Infant iron deficiency can permanently impair cognitive development even before it progresses to a low hemoglobin level or anemia. Researchers at Children's Hospital Boston have found that a simple alternative screening test, called CHr, detects iron deficiency earlier and more accurately than the hemoglobin test used currently. Their study appeared in the August 24/31 JAMA.

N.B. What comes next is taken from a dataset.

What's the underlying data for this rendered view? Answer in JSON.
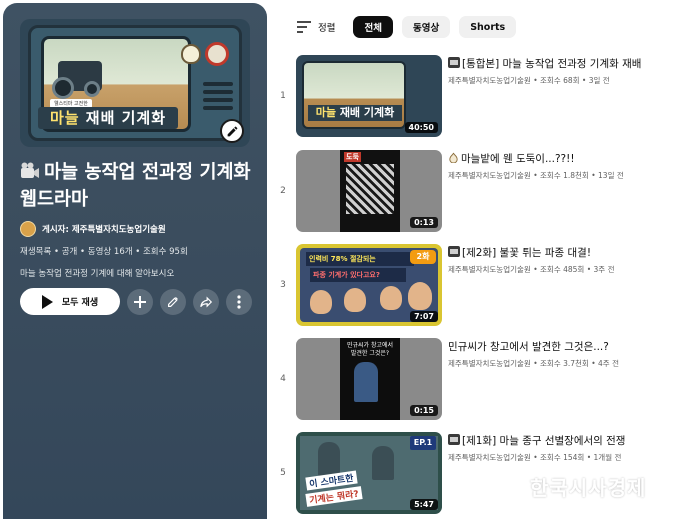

The CHr test has been available since 1993, but has been used in limited settings, such as hemodialysis patients. Hank Bernstein, DO, former associate chief of General Pediatrics at Children's (now at Dartmouth Medical School) and Hematology/Oncology fellow Christina Ullrich, MD, compared CHr with the standard hemoglobin test in 200 healthy babies 9 to 12 months old. Using the transferrin saturation test as the gold standard, CHr correctly identified 83 percent of iron-deficient infants, while the current hemoglobin test (with the standard cutoff of 11 g/dl) identified just 26 percent.
The CHr test measures the hemoglobin content of reticulocytes, or immature red blood cells, while the current hemoglobin test is based on the entire red-cell population. Because reticulocytes circulate for only one to two days, compared with several months for mature red cells, their hemoglobin content is a timelier indicator of iron status, the researchers say.